"You are playing with an extremely dangerous drug cocktail when you take Ecstasy. When PMA is added it is even more likely to disturb heart rhythm and cause meltdown than the original Ecstasy.

''No drug is safe but at least people should be warned that they might not be buying what they think they're buying."

Professor Allsop believes many people don't realise they are taking PMA. "It's very hard to estimate because it's an illicit trade. But drugs seized by police in the streets and clubs over the past two years show most Ecstasy tablets or capsules contain at least some PMA. Some are mostly PMA."

He thinks there isn't enough information to get the true PMA death toll in South Australia. "The difficulty is toxicology reports don't always detect or even look for evidence of PMA. And there are no published figures of the number of people going to hospital feeling unwell or dehydrated, but who might have taken Ecstasy or PMA.

"We're still puzzled about why death comes to some people and not to others. In a recent case two people went to bed together. One woke up. The other didn't. It could be to do with body metabolism, but we don't know for certain. We do know that PMA is most harmful when people have taken other drug cocktails and drank alcohol

"I think the manufacturers are a local group. I don't seriously think they're going to try to export to Europe but the recipe for PMA has been widely published in medical journals and it wouldn't surprise me if some of the Ecstasy deaths in Britain have a PMA element."

The illegal drug manufacturers have been warned they could face homicide charges.

Coroner Chivell says: "From a police point of view, the message to people who manufacture or deal in this product leading to death is this: It won't just be a drug investigation you will be facing. It may be a homicide investigation."

Drug testing stations in nightclubs is one proposal currently being considered, but this idea is getting a very mixed reaction.

Superintendent Edmonds says he will not rule out drug testing in clubs, but adds: "I wouldn't want to be seen condoning the use of illicit drugs.
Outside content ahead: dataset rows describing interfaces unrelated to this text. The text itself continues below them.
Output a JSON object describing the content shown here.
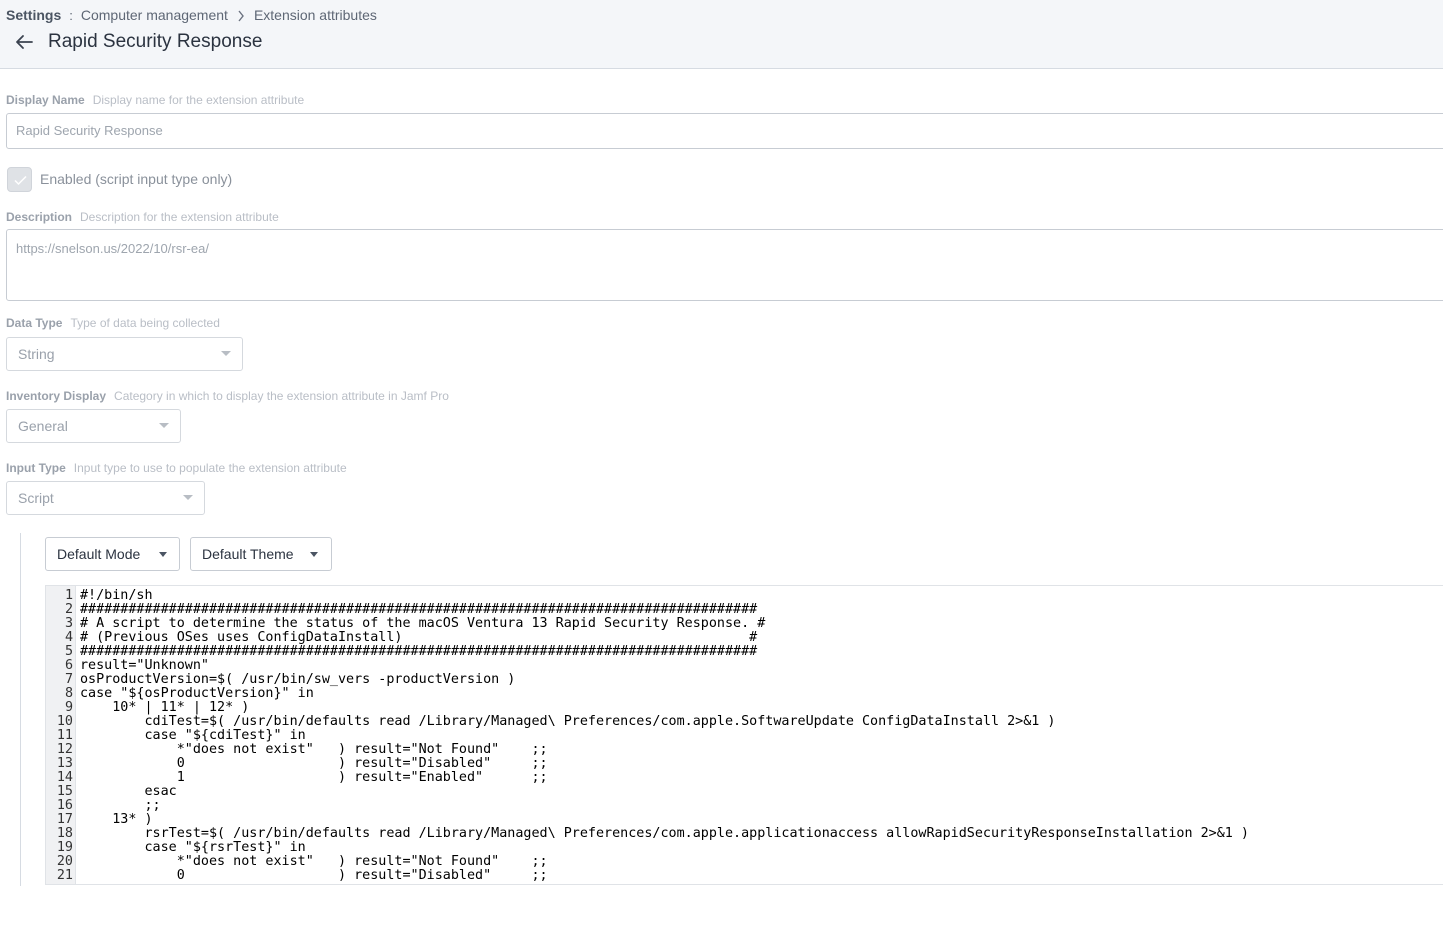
{
  "breadcrumb": {
    "root": "Settings",
    "separator": ":",
    "section": "Computer management",
    "current": "Extension attributes"
  },
  "page": {
    "title": "Rapid Security Response"
  },
  "display_name": {
    "label": "Display Name",
    "hint": "Display name for the extension attribute",
    "value": "Rapid Security Response"
  },
  "enabled": {
    "label": "Enabled (script input type only)",
    "checked": true
  },
  "description": {
    "label": "Description",
    "hint": "Description for the extension attribute",
    "value": "https://snelson.us/2022/10/rsr-ea/"
  },
  "data_type": {
    "label": "Data Type",
    "hint": "Type of data being collected",
    "value": "String"
  },
  "inventory_display": {
    "label": "Inventory Display",
    "hint": "Category in which to display the extension attribute in Jamf Pro",
    "value": "General"
  },
  "input_type": {
    "label": "Input Type",
    "hint": "Input type to use to populate the extension attribute",
    "value": "Script"
  },
  "editor": {
    "mode_label": "Default Mode",
    "theme_label": "Default Theme",
    "lines": [
      {
        "n": "1",
        "text": "#!/bin/sh"
      },
      {
        "n": "2",
        "text": "####################################################################################"
      },
      {
        "n": "3",
        "text": "# A script to determine the status of the macOS Ventura 13 Rapid Security Response. #"
      },
      {
        "n": "4",
        "text": "# (Previous OSes uses ConfigDataInstall)                                           #"
      },
      {
        "n": "5",
        "text": "####################################################################################"
      },
      {
        "n": "6",
        "text": "result=\"Unknown\""
      },
      {
        "n": "7",
        "text": "osProductVersion=$( /usr/bin/sw_vers -productVersion )"
      },
      {
        "n": "8",
        "text": "case \"${osProductVersion}\" in"
      },
      {
        "n": "9",
        "text": "    10* | 11* | 12* )"
      },
      {
        "n": "10",
        "text": "        cdiTest=$( /usr/bin/defaults read /Library/Managed\\ Preferences/com.apple.SoftwareUpdate ConfigDataInstall 2>&1 )"
      },
      {
        "n": "11",
        "text": "        case \"${cdiTest}\" in"
      },
      {
        "n": "12",
        "text": "            *\"does not exist\"   ) result=\"Not Found\"    ;;"
      },
      {
        "n": "13",
        "text": "            0                   ) result=\"Disabled\"     ;;"
      },
      {
        "n": "14",
        "text": "            1                   ) result=\"Enabled\"      ;;"
      },
      {
        "n": "15",
        "text": "        esac"
      },
      {
        "n": "16",
        "text": "        ;;"
      },
      {
        "n": "17",
        "text": "    13* )"
      },
      {
        "n": "18",
        "text": "        rsrTest=$( /usr/bin/defaults read /Library/Managed\\ Preferences/com.apple.applicationaccess allowRapidSecurityResponseInstallation 2>&1 )"
      },
      {
        "n": "19",
        "text": "        case \"${rsrTest}\" in"
      },
      {
        "n": "20",
        "text": "            *\"does not exist\"   ) result=\"Not Found\"    ;;"
      },
      {
        "n": "21",
        "text": "            0                   ) result=\"Disabled\"     ;;"
      }
    ]
  }
}
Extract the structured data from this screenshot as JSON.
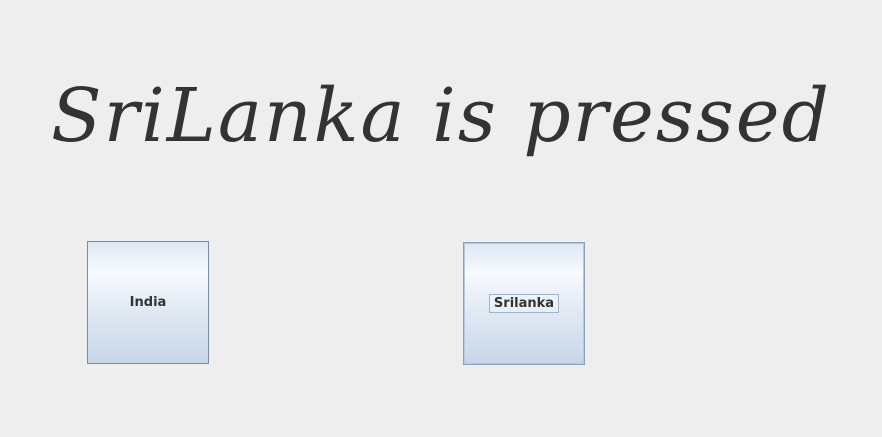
{
  "message": "SriLanka is pressed",
  "buttons": {
    "india": {
      "label": "India"
    },
    "srilanka": {
      "label": "Srilanka",
      "focused": true
    }
  },
  "colors": {
    "background": "#eeeeee",
    "text": "#333333",
    "button_border": "#7a8aa3"
  }
}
It would be dangerous practice to test a drug and then return it to the person, telling them it's all right to take."

Ian Horne, SA Manager of the Australian Hotels Association, says: "I'm not against the idea of testing in pubs and clubs, but I think that the reality from a community point of view is that it is absolutely impossible to stop the distribution of drugs.

"Police have outlawed drugs for a hundred years and haven't solved the problem.

"There should be some level of protection for young people who choose to use drugs.

"If these drugs are going to be available, they should be made as safe as possible. Until then we will continue to have deaths."

The Drug and Alcohol Services Council is currently drawing up recommendations for the control of dangerous drug use.

Professor Allsop says: "Drug testing is only one of the options being explored. The best way to avoid harm from illicit drugs is not to take them, but some people will continue to take them and they have to know all the facts.

"The main problem is that people aren't calling for help when they are suffering meltdown. They and their friends are frightened of being prosecuted for possession. If fewer charges of possession were made, more people might ring the emergency services."

The drug is Paramethoxyamphetamine, known as PMA or on the streets simply as "Death". It looks like Ecstasy but is made from different chemicals.

The effects on PMA creates a feeling of euphoria by blocking the hormone serotonin in nerve endings. Users feel they have endless energy.

The dangers: Users can start "cooking from the inside out". PMA raises the blood temperature, affects the heart rate, causes dehydration, increases the risk of convulsions and raises blood pressure, in some instances causing strokes and bleeding into the brain.

"There's nothing cool about meltdown. It's a horrible death." Victims become feverish and incoherent. They become so hot that even cold baths won't lower their body temperature. They start having convulsions. Eventually the heart or brain gives out. Meltdown can last up to 10 dreadful hours before inevitable death.